What the task requires: Give all of the data below again exactly, and drop the images.
-------- Excerpted data --------
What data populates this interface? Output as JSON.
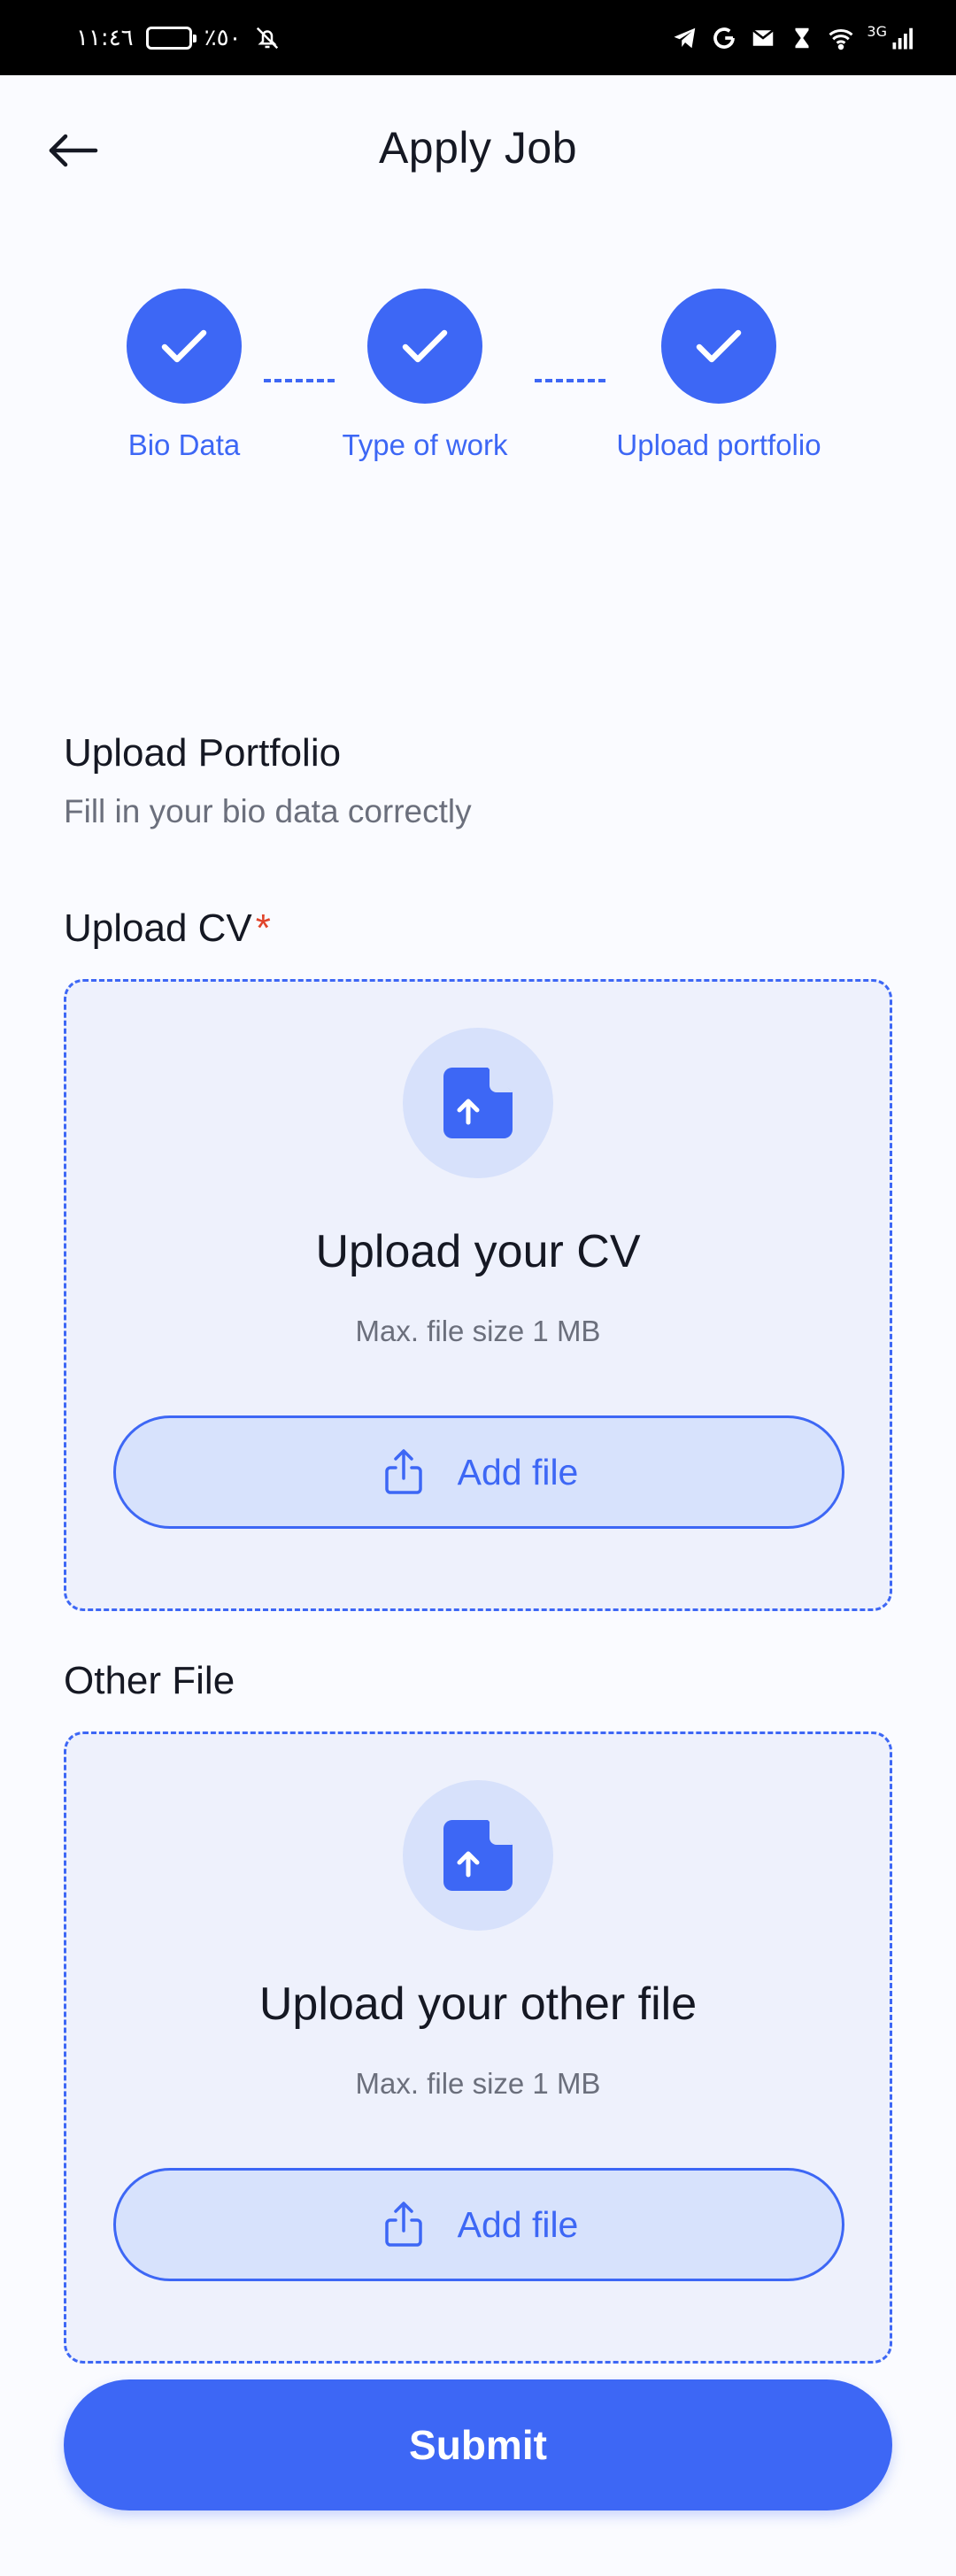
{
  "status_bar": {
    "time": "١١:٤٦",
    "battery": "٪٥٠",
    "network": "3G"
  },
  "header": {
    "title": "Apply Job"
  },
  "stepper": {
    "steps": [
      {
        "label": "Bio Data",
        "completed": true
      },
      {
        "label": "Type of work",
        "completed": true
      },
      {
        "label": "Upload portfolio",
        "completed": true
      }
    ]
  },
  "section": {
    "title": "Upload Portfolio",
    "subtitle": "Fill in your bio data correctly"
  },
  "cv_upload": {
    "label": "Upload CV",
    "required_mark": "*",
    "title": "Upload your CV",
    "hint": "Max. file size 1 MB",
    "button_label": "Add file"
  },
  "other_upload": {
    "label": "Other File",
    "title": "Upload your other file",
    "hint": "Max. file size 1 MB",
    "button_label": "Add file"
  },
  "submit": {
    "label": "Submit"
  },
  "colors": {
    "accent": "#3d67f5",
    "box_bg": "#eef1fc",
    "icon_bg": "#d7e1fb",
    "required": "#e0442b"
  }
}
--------
Solution to this task:
What data populates this interface? Output as JSON.
{
  "status_bar": {
    "time": "١١:٤٦",
    "battery": "٪٥٠",
    "network": "3G"
  },
  "header": {
    "title": "Apply Job"
  },
  "stepper": {
    "steps": [
      {
        "label": "Bio Data",
        "completed": true
      },
      {
        "label": "Type of work",
        "completed": true
      },
      {
        "label": "Upload portfolio",
        "completed": true
      }
    ]
  },
  "section": {
    "title": "Upload Portfolio",
    "subtitle": "Fill in your bio data correctly"
  },
  "cv_upload": {
    "label": "Upload CV",
    "required_mark": "*",
    "title": "Upload your CV",
    "hint": "Max. file size 1 MB",
    "button_label": "Add file"
  },
  "other_upload": {
    "label": "Other File",
    "title": "Upload your other file",
    "hint": "Max. file size 1 MB",
    "button_label": "Add file"
  },
  "submit": {
    "label": "Submit"
  },
  "colors": {
    "accent": "#3d67f5",
    "box_bg": "#eef1fc",
    "icon_bg": "#d7e1fb",
    "required": "#e0442b"
  }
}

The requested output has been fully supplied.